On the stand for the second day in a Delaware court trial, PeopleSoft director Steven Goldby said German software company SAP AG was the chief beneficiary of the long-running takeover fight between the two companies.

PeopleSoft's board would be willing to talk about an Oracle acquisition now if the price was right and there was a "high certainty" that a deal could close quickly, Goldby said.

His statements came as Pleasanton, Calif.-based PeopleSoft seeks to preserve some of its last remaining protections against the $7.7 billion hostile takeover bid its rival launched in June 2003.

Thursday's ouster of Chief Executive Craig Conway (search), an outspoken foe of Oracle's proposal, sparked speculation that PeopleSoft's board might be inclined to do a deal.

In public statements, however, PeopleSoft directors have remained adamant in their opposition to Oracle's proposal, now priced at $21 a share.

Oracle, which is based in Redwood City, Calif., is on the offensive in the Delaware Chancery Court case, seeking a ruling invalidating PeopleSoft's corporate antitakeover measures.

They include a special customer program that it says adds a $2 billion liability to the deal.

Oracle executives of have also said they don't consider the money-back guarantee customer program to be a substantial impediment to a deal.

The program calls for Oracle to continue to support PeopleSoft products if it buys the company, or face claims for two times to five times the money customers spent.

Goldby said the customer program was crafted chiefly to make sure PeopleSoft could continue writing new business in spite of the threat of an Oracle takeover.

"The financial health of our business depended on customer confidence" that PeopleSoft products would get long-term support, he said.

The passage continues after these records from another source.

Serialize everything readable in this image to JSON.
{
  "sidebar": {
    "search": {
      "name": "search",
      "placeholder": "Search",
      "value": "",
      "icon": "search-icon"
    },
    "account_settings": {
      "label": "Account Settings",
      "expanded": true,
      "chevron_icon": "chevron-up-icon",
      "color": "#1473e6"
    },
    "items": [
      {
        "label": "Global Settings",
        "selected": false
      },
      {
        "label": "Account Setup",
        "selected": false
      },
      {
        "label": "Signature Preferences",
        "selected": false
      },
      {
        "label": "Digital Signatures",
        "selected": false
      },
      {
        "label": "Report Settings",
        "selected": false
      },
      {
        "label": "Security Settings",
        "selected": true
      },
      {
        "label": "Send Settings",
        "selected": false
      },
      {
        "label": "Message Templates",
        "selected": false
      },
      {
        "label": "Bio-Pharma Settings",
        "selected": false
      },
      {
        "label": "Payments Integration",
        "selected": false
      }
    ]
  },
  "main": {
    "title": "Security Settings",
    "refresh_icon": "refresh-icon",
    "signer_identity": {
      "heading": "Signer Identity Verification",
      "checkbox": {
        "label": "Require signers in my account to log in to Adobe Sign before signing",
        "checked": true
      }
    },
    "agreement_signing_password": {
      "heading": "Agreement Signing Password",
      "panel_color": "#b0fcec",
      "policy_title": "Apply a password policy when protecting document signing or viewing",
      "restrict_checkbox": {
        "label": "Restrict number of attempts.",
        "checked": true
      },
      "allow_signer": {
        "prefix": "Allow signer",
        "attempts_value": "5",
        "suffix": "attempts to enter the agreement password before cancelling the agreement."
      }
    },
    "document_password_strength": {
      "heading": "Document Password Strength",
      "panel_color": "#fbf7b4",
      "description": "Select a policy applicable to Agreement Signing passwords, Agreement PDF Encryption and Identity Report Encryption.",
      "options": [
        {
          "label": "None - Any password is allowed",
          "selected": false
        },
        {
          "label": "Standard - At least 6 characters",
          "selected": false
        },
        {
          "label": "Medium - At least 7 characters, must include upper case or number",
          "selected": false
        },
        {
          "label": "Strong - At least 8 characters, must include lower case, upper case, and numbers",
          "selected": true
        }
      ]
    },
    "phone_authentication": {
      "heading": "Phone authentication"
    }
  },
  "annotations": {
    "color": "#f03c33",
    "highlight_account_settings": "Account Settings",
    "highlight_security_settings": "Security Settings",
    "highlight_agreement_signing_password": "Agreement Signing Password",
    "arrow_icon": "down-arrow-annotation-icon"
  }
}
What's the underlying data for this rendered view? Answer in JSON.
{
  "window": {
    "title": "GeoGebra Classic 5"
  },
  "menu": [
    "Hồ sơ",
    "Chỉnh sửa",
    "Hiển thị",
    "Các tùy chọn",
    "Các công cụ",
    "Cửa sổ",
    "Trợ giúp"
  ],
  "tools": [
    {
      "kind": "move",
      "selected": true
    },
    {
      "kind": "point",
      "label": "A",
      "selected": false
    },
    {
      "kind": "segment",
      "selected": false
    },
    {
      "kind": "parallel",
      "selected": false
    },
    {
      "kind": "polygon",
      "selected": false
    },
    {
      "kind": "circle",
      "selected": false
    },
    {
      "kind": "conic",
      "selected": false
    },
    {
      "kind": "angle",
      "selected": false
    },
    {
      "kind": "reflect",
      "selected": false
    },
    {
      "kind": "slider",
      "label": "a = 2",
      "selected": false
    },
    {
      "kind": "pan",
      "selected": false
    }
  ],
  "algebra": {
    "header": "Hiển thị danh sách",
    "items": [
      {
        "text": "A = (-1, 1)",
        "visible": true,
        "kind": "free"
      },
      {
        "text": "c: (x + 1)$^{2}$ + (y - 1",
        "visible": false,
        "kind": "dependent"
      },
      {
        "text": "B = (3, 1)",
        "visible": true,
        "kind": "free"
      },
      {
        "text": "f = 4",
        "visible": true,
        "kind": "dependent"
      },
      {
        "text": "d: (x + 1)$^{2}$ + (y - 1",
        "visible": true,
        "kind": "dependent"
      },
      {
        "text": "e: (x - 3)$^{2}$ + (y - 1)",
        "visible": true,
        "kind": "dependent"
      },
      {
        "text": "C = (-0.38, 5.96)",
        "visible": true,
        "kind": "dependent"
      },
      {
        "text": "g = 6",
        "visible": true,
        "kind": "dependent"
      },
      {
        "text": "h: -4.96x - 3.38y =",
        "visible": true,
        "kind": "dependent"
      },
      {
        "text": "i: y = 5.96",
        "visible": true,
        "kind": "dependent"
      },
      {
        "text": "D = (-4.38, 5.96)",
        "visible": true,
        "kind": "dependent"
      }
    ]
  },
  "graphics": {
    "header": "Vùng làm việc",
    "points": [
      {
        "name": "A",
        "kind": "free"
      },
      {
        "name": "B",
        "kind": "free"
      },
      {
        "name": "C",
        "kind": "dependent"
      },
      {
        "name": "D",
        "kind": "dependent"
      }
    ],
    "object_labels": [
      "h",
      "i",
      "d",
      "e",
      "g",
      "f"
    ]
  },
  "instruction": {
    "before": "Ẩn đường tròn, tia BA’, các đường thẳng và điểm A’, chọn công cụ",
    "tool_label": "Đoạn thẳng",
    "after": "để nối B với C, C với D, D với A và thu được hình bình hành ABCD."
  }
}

Shares of PeopleSoft were at $22.90 late Tuesday morning, up 70 cents, or 3.2 percent, on heavy volume on the Nasdaq Stock Market.

Oracle shares were at $12.03, up 16 cents, or 1.4 percent, on the Nasdaq.